Grimes believed that if a shooting sport was made popular through children, hunting licenses would therefore increase. Archery fit the bill, and Grimes partnered with the Kentucky Department of Education to launch the organization.

"We were planning to make it a high school sport," Grimes said, "but Gene Wilhoit, commissioner of the Kentucky Department of Education, suggested making it a physical education class so all students could participate during the school day, instead of it strictly being an after school activity.”

Grimes saw the genius in Wilhiot's strategy and thought that NASP could have a positive effect on the children, and the program grew quickly.NASP's goal of reaching 120 schools in five years was met much earlier than expected - in a mere 13 months.

Several neighboring states showed interest, and the organization changed its name from Kentucky Archery in Schools Program to the National Archery in Schools Program.

The organization currently has 47 states in the program, with only Rhode Island, Vermont, and Delaware still on the target.
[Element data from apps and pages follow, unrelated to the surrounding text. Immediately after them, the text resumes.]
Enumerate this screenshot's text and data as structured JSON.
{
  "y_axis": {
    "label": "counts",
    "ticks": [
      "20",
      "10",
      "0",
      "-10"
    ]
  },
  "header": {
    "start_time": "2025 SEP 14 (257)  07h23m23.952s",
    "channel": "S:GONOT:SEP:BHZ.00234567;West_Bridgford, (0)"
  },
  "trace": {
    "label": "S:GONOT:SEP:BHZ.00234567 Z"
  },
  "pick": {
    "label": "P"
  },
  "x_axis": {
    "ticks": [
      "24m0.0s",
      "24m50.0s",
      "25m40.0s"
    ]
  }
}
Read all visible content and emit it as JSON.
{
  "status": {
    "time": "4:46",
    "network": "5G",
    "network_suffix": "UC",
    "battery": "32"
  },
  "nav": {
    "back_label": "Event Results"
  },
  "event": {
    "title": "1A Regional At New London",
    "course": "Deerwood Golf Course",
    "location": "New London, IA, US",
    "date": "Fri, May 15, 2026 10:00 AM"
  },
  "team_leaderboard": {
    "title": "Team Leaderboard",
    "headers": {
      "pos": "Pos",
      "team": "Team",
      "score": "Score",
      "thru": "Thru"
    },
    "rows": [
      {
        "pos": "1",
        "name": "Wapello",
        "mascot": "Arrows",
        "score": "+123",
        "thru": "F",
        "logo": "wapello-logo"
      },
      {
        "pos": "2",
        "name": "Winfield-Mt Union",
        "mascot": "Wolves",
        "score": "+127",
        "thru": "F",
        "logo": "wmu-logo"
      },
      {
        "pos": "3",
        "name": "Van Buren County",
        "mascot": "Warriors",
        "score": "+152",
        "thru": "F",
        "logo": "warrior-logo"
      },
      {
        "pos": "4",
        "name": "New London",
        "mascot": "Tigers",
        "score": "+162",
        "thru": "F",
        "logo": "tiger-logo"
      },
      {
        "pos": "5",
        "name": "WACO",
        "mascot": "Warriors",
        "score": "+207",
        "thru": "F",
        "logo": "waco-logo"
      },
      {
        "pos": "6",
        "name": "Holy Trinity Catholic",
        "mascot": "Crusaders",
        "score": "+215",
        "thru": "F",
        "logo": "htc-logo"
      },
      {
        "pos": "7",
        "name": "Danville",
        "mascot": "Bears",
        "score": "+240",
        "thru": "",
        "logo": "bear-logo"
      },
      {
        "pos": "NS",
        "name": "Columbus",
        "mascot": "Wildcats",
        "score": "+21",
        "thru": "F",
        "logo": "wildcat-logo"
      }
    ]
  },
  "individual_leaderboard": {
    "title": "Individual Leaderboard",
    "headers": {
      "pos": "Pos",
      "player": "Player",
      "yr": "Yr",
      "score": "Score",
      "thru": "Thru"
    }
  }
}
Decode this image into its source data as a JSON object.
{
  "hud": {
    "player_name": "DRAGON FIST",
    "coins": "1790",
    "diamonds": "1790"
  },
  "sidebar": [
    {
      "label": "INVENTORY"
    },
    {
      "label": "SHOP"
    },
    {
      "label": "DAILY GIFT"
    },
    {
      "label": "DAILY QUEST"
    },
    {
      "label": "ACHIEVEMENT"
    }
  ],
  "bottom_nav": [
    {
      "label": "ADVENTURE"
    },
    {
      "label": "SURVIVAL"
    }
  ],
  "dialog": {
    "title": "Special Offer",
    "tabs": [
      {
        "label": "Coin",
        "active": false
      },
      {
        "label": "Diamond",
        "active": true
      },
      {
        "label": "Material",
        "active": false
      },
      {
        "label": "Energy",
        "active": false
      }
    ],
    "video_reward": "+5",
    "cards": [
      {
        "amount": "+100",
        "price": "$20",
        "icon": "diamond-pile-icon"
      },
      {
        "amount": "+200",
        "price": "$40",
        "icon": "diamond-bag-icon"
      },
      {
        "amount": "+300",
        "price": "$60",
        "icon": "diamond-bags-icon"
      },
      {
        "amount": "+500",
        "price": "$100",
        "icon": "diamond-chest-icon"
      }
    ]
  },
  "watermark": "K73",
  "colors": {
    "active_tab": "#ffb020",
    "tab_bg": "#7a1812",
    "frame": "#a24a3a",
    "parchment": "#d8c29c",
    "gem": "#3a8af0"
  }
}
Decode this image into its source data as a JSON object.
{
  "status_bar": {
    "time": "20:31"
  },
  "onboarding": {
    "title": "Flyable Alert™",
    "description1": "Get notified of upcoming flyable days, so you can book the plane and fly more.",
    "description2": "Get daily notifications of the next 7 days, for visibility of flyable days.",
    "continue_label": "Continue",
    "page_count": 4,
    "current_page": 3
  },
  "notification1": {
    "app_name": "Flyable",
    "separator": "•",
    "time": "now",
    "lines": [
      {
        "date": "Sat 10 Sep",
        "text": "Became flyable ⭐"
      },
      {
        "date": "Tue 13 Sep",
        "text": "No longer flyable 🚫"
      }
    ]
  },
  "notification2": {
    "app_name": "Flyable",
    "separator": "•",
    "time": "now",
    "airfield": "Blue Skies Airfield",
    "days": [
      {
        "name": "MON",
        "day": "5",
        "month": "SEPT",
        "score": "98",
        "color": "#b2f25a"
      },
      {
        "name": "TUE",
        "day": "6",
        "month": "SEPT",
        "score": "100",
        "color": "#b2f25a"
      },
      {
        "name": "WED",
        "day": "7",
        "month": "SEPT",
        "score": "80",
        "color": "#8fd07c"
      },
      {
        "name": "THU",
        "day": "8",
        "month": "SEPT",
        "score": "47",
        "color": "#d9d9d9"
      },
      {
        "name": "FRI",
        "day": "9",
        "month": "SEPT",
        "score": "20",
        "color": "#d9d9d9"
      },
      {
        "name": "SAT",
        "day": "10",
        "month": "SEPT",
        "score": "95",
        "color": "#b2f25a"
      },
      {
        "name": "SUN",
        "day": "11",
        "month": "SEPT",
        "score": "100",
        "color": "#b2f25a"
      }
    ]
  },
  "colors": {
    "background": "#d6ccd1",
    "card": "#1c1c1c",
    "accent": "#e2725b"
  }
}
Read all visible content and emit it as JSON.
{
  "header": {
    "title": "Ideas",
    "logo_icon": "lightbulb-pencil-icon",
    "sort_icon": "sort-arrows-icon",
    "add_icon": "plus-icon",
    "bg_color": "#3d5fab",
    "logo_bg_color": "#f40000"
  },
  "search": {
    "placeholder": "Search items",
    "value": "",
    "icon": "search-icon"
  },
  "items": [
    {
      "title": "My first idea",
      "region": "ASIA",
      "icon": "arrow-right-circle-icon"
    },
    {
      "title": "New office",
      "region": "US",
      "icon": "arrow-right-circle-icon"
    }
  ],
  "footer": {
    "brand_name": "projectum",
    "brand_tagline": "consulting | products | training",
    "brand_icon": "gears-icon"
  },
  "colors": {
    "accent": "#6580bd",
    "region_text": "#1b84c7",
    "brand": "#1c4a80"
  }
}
Their reach extends across the world to Canada, New Zealand, Australia and three countries in Africa.

The organization, which grew from 21 schools to 10,373 schools, "helps with attendance and discipline," according to Grimes. "Parents are wanting their children to benefit from it because it gives them the opportunity to make new friends."

Grimes said he believes the organization will actually accelerate in the next decade, due to archery being considered as an official high school sport.

It's statically difficult to attribute whether the NASP has directly increased license sales, but Grimes has high hopes and at least one definitive statistic..

"A high percentage of participants in NASP cross over into other sports, including fishing and hunting, which can lead to license purchases," he said. "Minnesota reported bow hunting licenses were up 25 percent since starting NASP."

Archery, considered by many to be a gateway to hunting and other outdoor sports, is receiving financial dividends and awareness from the public. Grimes explained that even if the children in NASP don't buy a hunting license but do purchase a bow, some tax benefits go from the manufacturer to state wildlife agencies.

In terms of contributing to the cross over, Grimes said "we teach the skill, but we let the people decide if they want to cross over into other areas of shooting."

Grimes, who has been practicing archery as a lifetime hobby, is confident in his organization’s impact.

"I firmly believe we're making better kids as they take up archery," he said.

For more information, visit

Recommended for You


Find and Fish Bluegill Beds Efficiently

Terry Madewell - May 22, 2019

You can catch bluegill faster with these strategies.


MidwayUSA Pro Series Shooting Mat

G&F Staff

Shooters across the U.S. are using this competition shooting mat.


How to Fish Bottom Bouncers for Walleye

Mark Sak - May 23, 2019

While misunderstood by some, fishing bottom bouncers can be a very productive technique for...

See More Recommendations

Trending Stories


Top 10 Biggest Pike World Records of All Time

Jack Vitek - August 19, 2015

While wildly popular amongst anglers around the world, the IGFA World Record book shows the...


10 Secret Catfish Baits You Didn't Know About

Anietra Hamper - April 02, 2015

We all have our "swear by" bait for catfish. For me, it is chicken liver, live shad or my...


12 Great Catfish Baits

Jeff Samsel

Dozens of different bait types are commonly used for catfish, including these five great...

See More Stories

More Stories


Call Our Complex Coyotes

Brad Fitzpatrick - July 13, 2017

We Coyote hunters spend a lot of time ringing the dog's dinner bell when we call. But we are


Coyote Calling Tips for Hunting at Close Range

Tim Lilley - January 09, 2014

Brian Meyer likes to have coyotes within 20 yards! He uses an SKB shotgun for his coyote...


Coyotes In Suburbia

Stephen D. Carpenteri - November 30, 2016

Once considered a denizen of the Western wilds, the coyote has learned to adapt to human

See More Stories

GET THE MAGAZINE Subscribe & Save

Temporary Price Reduction


Give a Gift   |   Subscriber Services


GET THE NEWSLETTER Join the List and Never Miss a Thing.